Harmonizing food & drinks internationally

Harmonizing food & drinks internationally

Leatherhead Food Research | 17-Apr-2018 | Technical / White Paper

To the untrained eye, food and beverage legislation spanning international markets may look similar, but the reality is that it is fraught with complexity...

Related suppliers

5 comments

Show more

Odd and even chained fatty acids

Posted by Dr Rosemary Stanton,

I checked on Dr Lustig's claims, using data from Australian beef fat, lamb fat and dairy fat.

In the dairy fats, odd chained saturated fatty acids made up 2.8% of the saturated fatty acids; the even chain saturated fatty acids made up 97.2%.

In beef fat, the odd chained saturated fatty acids made up 4.1% of the saturated fat, the even chained fatty acids made up 95.9%.

In lamb fat, the odd chained saturated fatty acids made up 5.3% of the saturated fat, the even chained fatty acids made up 94.7%.

That gives a higher percentage of off chained fatty acids in the meat fat than in dairy fat, and a great abundance of even chained saturated fatty acids in both.

Report abuse

Did it ever occur to the author to fact check Lustig's claims?

Posted by Evelyn,

I am genuinely curious about this. Lustig makes a rather bold claim about saturated fats.
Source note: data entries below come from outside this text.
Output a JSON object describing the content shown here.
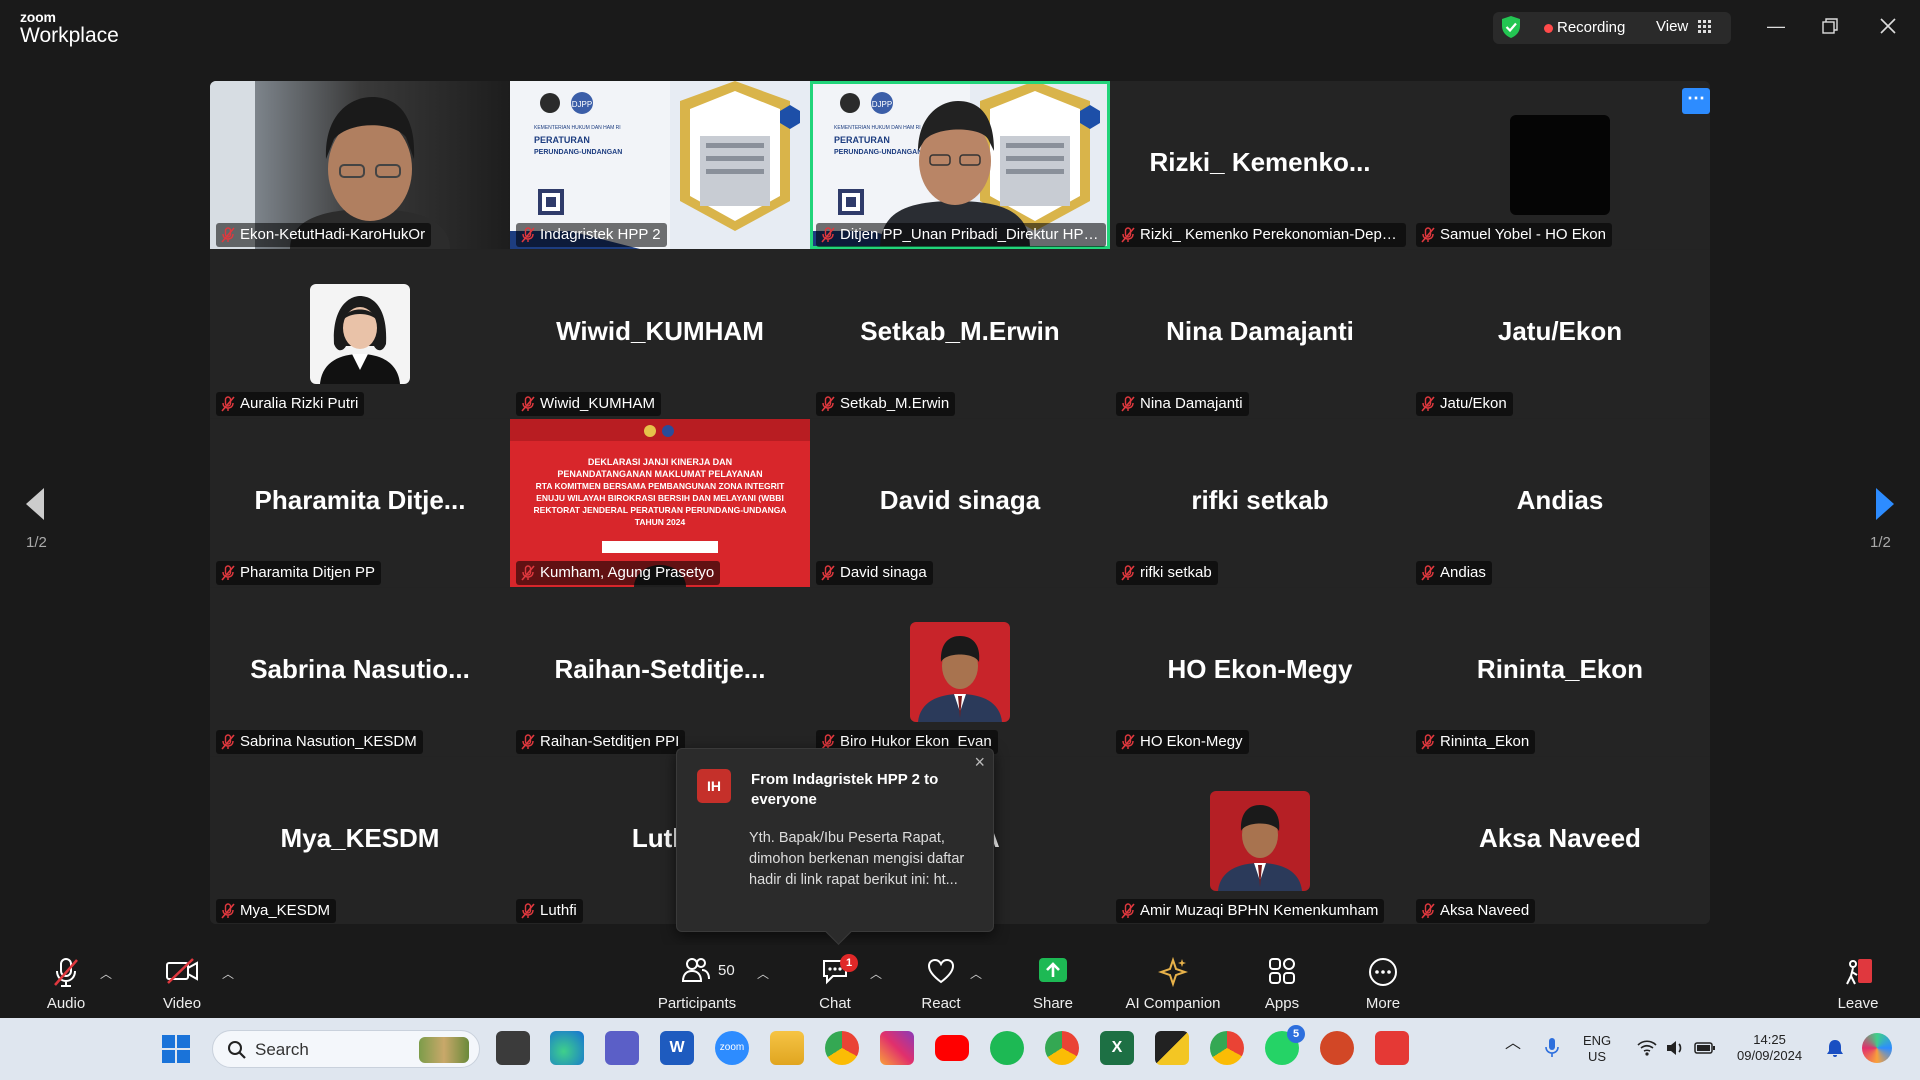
{
  "app": {
    "brand_top": "zoom",
    "brand_bottom": "Workplace"
  },
  "header": {
    "recording_label": "Recording",
    "view_label": "View"
  },
  "pagination": {
    "left": "1/2",
    "right": "1/2"
  },
  "tiles": [
    {
      "bigname": "",
      "label": "Ekon-KetutHadi-KaroHukOr",
      "kind": "video-person"
    },
    {
      "bigname": "",
      "label": "Indagristek HPP 2",
      "kind": "video-banner"
    },
    {
      "bigname": "",
      "label": "Ditjen PP_Unan Pribadi_Direktur HPP II",
      "kind": "video-banner-person"
    },
    {
      "bigname": "Rizki_ Kemenko...",
      "label": "Rizki_ Kemenko Perekonomian-Depu...",
      "kind": "name"
    },
    {
      "bigname": "",
      "label": "Samuel Yobel - HO Ekon",
      "kind": "black-avatar"
    },
    {
      "bigname": "",
      "label": "Auralia Rizki Putri",
      "kind": "photo-woman"
    },
    {
      "bigname": "Wiwid_KUMHAM",
      "label": "Wiwid_KUMHAM",
      "kind": "name"
    },
    {
      "bigname": "Setkab_M.Erwin",
      "label": "Setkab_M.Erwin",
      "kind": "name"
    },
    {
      "bigname": "Nina Damajanti",
      "label": "Nina Damajanti",
      "kind": "name"
    },
    {
      "bigname": "Jatu/Ekon",
      "label": "Jatu/Ekon",
      "kind": "name"
    },
    {
      "bigname": "Pharamita Ditje...",
      "label": "Pharamita Ditjen PP",
      "kind": "name"
    },
    {
      "bigname": "",
      "label": "Kumham, Agung Prasetyo",
      "kind": "video-red"
    },
    {
      "bigname": "David sinaga",
      "label": "David sinaga",
      "kind": "name"
    },
    {
      "bigname": "rifki setkab",
      "label": "rifki setkab",
      "kind": "name"
    },
    {
      "bigname": "Andias",
      "label": "Andias",
      "kind": "name"
    },
    {
      "bigname": "Sabrina Nasutio...",
      "label": "Sabrina Nasution_KESDM",
      "kind": "name"
    },
    {
      "bigname": "Raihan-Setditje...",
      "label": "Raihan-Setditjen PPI",
      "kind": "name"
    },
    {
      "bigname": "",
      "label": "Biro Hukor Ekon_Evan",
      "kind": "photo-man-red"
    },
    {
      "bigname": "HO Ekon-Megy",
      "label": "HO Ekon-Megy",
      "kind": "name"
    },
    {
      "bigname": "Rininta_Ekon",
      "label": "Rininta_Ekon",
      "kind": "name"
    },
    {
      "bigname": "Mya_KESDM",
      "label": "Mya_KESDM",
      "kind": "name"
    },
    {
      "bigname": "Luth",
      "label": "Luthfi",
      "kind": "name"
    },
    {
      "bigname": "GELIA",
      "label": "",
      "kind": "name"
    },
    {
      "bigname": "",
      "label": "Amir Muzaqi BPHN Kemenkumham",
      "kind": "photo-man-red2"
    },
    {
      "bigname": "Aksa Naveed",
      "label": "Aksa Naveed",
      "kind": "name"
    }
  ],
  "banner": {
    "line1": "KEMENTERIAN HUKUM DAN HAM RI",
    "line2": "PERATURAN",
    "line3": "PERUNDANG-UNDANGAN",
    "djpp": "DJPP"
  },
  "red_slide": {
    "l1": "DEKLARASI JANJI KINERJA DAN",
    "l2": "PENANDATANGANAN MAKLUMAT PELAYANAN",
    "l3": "RTA KOMITMEN BERSAMA PEMBANGUNAN ZONA INTEGRIT",
    "l4": "ENUJU WILAYAH BIROKRASI BERSIH DAN MELAYANI (WBBI",
    "l5": "REKTORAT JENDERAL PERATURAN PERUNDANG-UNDANGA",
    "l6": "TAHUN 2024"
  },
  "chat": {
    "initials": "IH",
    "title": "From Indagristek HPP 2 to everyone",
    "body": "Yth. Bapak/Ibu Peserta Rapat, dimohon berkenan mengisi daftar hadir di link rapat berikut ini: ht..."
  },
  "toolbar": {
    "audio": "Audio",
    "video": "Video",
    "participants": "Participants",
    "participants_count": "50",
    "chat": "Chat",
    "chat_badge": "1",
    "react": "React",
    "share": "Share",
    "ai": "AI Companion",
    "apps": "Apps",
    "more": "More",
    "leave": "Leave"
  },
  "taskbar": {
    "search_placeholder": "Search",
    "whatsapp_badge": "5",
    "lang1": "ENG",
    "lang2": "US",
    "time": "14:25",
    "date": "09/09/2024"
  },
  "colors": {
    "accent_green": "#22d47a",
    "zoom_blue": "#2d8cff",
    "mute_red": "#e0383e",
    "share_green": "#1db954"
  }
}
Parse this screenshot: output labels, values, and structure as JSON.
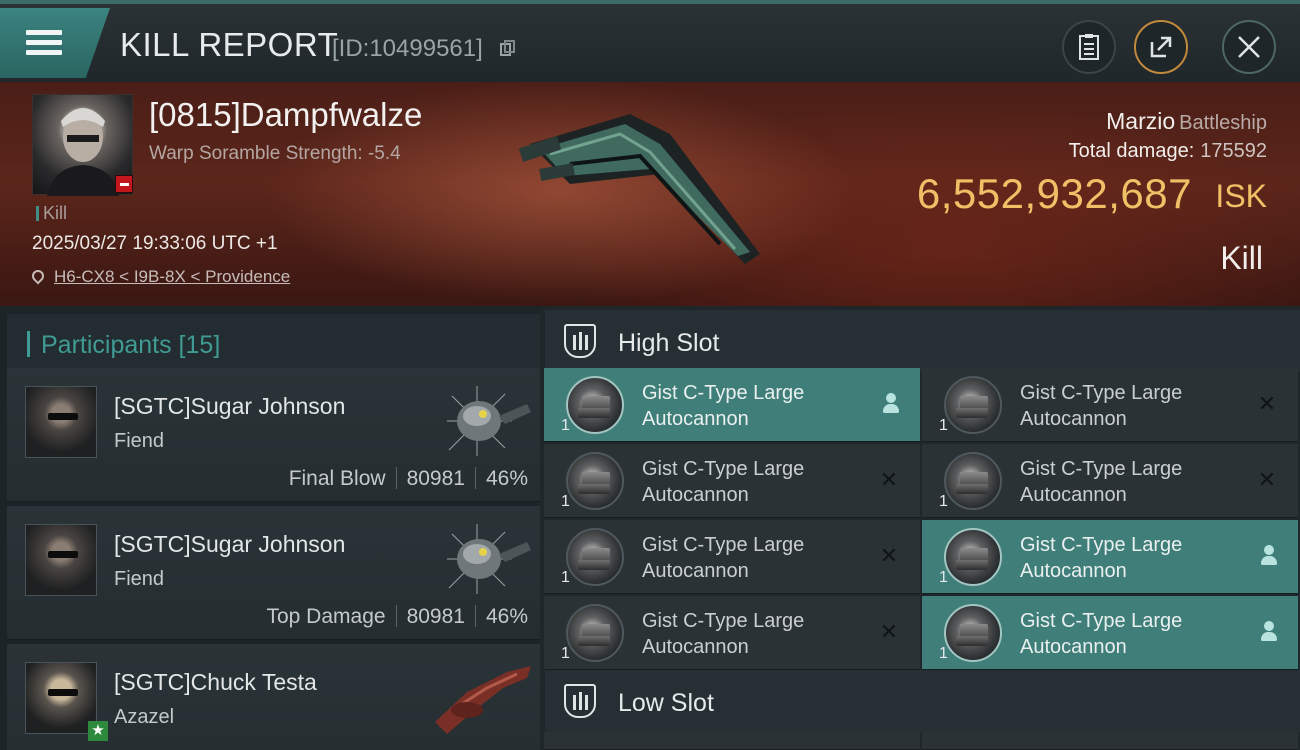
{
  "header": {
    "title": "KILL REPORT",
    "id_text": "[ID:10499561]"
  },
  "victim": {
    "name": "[0815]Dampfwalze",
    "subtitle": "Warp Soramble Strength: -5.4",
    "tag": "Kill",
    "timestamp": "2025/03/27 19:33:06 UTC +1",
    "location": "H6-CX8 < I9B-8X < Providence"
  },
  "ship": {
    "name": "Marzio",
    "class": "Battleship",
    "total_damage_label": "Total damage:",
    "total_damage": "175592",
    "isk_value": "6,552,932,687",
    "isk_unit": "ISK",
    "result": "Kill"
  },
  "participants": {
    "title": "Participants [15]",
    "rows": [
      {
        "name": "[SGTC]Sugar Johnson",
        "ship": "Fiend",
        "role": "Final Blow",
        "damage": "80981",
        "percent": "46%"
      },
      {
        "name": "[SGTC]Sugar Johnson",
        "ship": "Fiend",
        "role": "Top Damage",
        "damage": "80981",
        "percent": "46%"
      },
      {
        "name": "[SGTC]Chuck Testa",
        "ship": "Azazel",
        "role": "",
        "damage": "",
        "percent": ""
      }
    ]
  },
  "fitting": {
    "high_slot_title": "High Slot",
    "low_slot_title": "Low Slot",
    "high_slots": [
      {
        "line1": "Gist C-Type Large",
        "line2": "Autocannon",
        "qty": "1",
        "status": "dropped"
      },
      {
        "line1": "Gist C-Type Large",
        "line2": "Autocannon",
        "qty": "1",
        "status": "destroyed"
      },
      {
        "line1": "Gist C-Type Large",
        "line2": "Autocannon",
        "qty": "1",
        "status": "destroyed"
      },
      {
        "line1": "Gist C-Type Large",
        "line2": "Autocannon",
        "qty": "1",
        "status": "destroyed"
      },
      {
        "line1": "Gist C-Type Large",
        "line2": "Autocannon",
        "qty": "1",
        "status": "destroyed"
      },
      {
        "line1": "Gist C-Type Large",
        "line2": "Autocannon",
        "qty": "1",
        "status": "dropped"
      },
      {
        "line1": "Gist C-Type Large",
        "line2": "Autocannon",
        "qty": "1",
        "status": "destroyed"
      },
      {
        "line1": "Gist C-Type Large",
        "line2": "Autocannon",
        "qty": "1",
        "status": "dropped"
      }
    ]
  },
  "colors": {
    "accent_teal": "#3f9b93",
    "isk_gold": "#f0c067",
    "dropped_bg": "#3f7e79"
  }
}
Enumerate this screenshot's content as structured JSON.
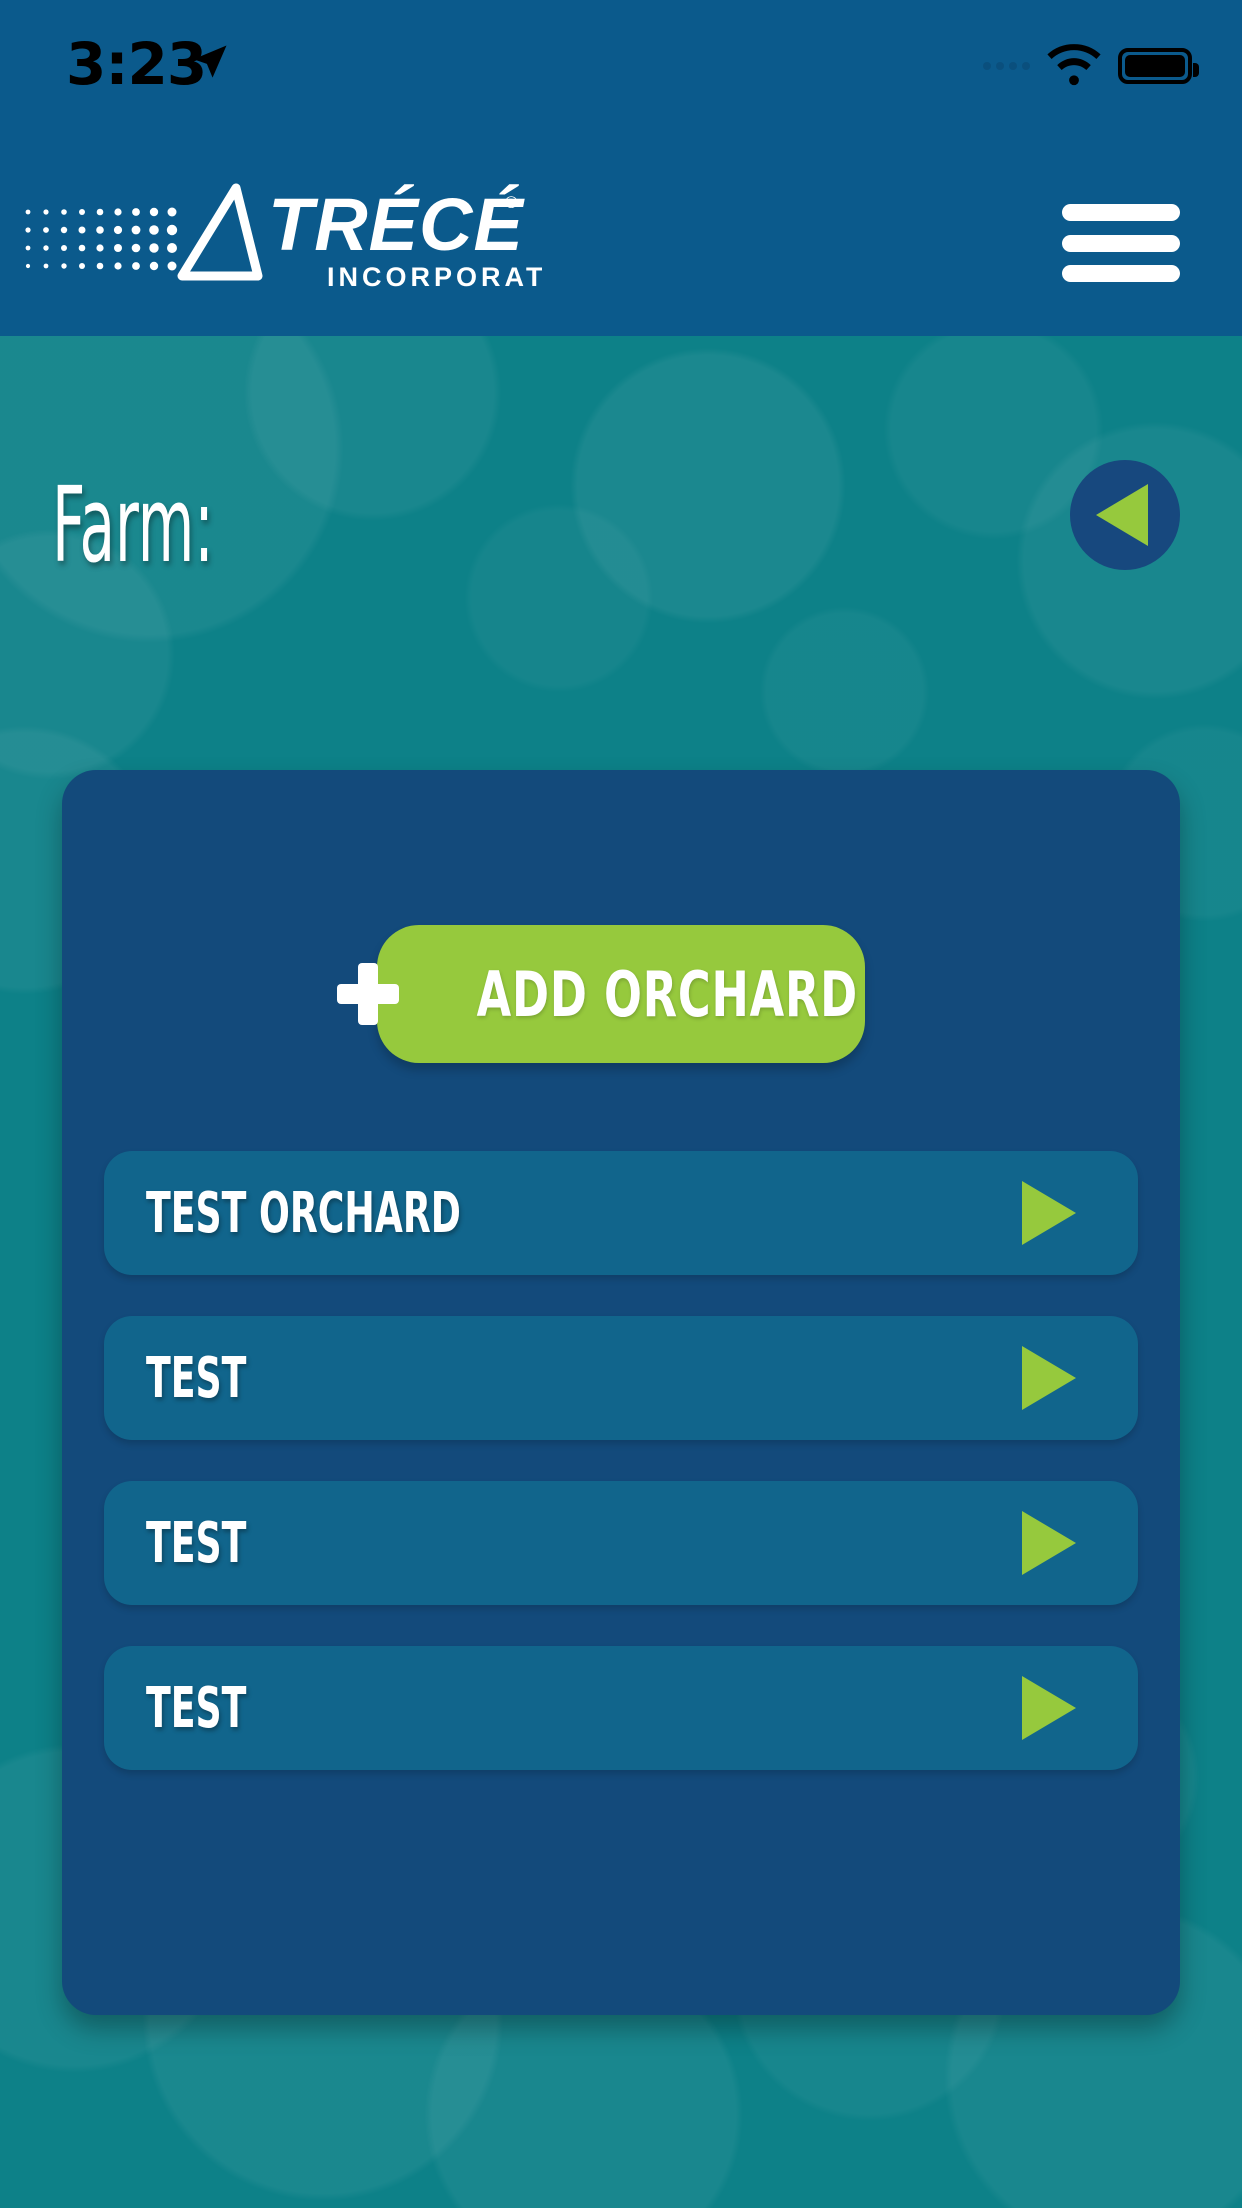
{
  "status_bar": {
    "time": "3:23",
    "location_icon": "location-arrow-icon",
    "signal_icon": "signal-dots-icon",
    "wifi_icon": "wifi-icon",
    "battery_icon": "battery-full-icon"
  },
  "header": {
    "logo_name": "TRÉCÉ",
    "logo_registered": "®",
    "logo_subtitle": "INCORPORATED",
    "menu_icon": "hamburger-menu-icon",
    "background_color": "#0b5a8c"
  },
  "page": {
    "title_label": "Farm:",
    "farm_name": "",
    "back_icon": "back-triangle-icon",
    "background_color": "#0d8188"
  },
  "card": {
    "background_color": "#134a7b",
    "add_button": {
      "label": "ADD ORCHARD",
      "icon": "plus-icon",
      "color": "#96c93d"
    },
    "orchards": [
      {
        "name": "TEST ORCHARD",
        "chevron_icon": "play-triangle-icon"
      },
      {
        "name": "TEST",
        "chevron_icon": "play-triangle-icon"
      },
      {
        "name": "TEST",
        "chevron_icon": "play-triangle-icon"
      },
      {
        "name": "TEST",
        "chevron_icon": "play-triangle-icon"
      }
    ],
    "row_color": "#11658c",
    "accent_color": "#96c93d"
  }
}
Specifically:

>>>Saturated fat is not one item, it's two. There are meat and dairy saturated fats, and they are not the same. Red meat and poultry saturated fat is even chain fatty acids, and dairy saturated fats are odd chain fatty acids with a different phospholipid signature. Turns out that when you look at odd chain fatty acids with that phospholipid signature, that is actually protective against cardiovascular diseases, but they all get lumped into this thing called saturated fat.<<<

If you look at the fatty acid profiles of beef tallow (http://nutritiondata.self.com/facts/fats-and-oils/482/2) vs. heavy cream (http://nutritiondata.self.com/facts/dairy-and-egg-products/51/2) you'll see that there's nowhere near this differential in chain length. Odd chains don't even register.

Report abuse

Yes, but not really

Posted by Juan Vasquez,

I learned a long time ago in college that it's the dosis, not the substance, that is lethal. In my opinion, people with any chronic disease or condition in general just do or eat too much of the source of the problem. I guess exageration is key.

Report abuse

Follow us

Featured Events

View more

Products

View more

Webinars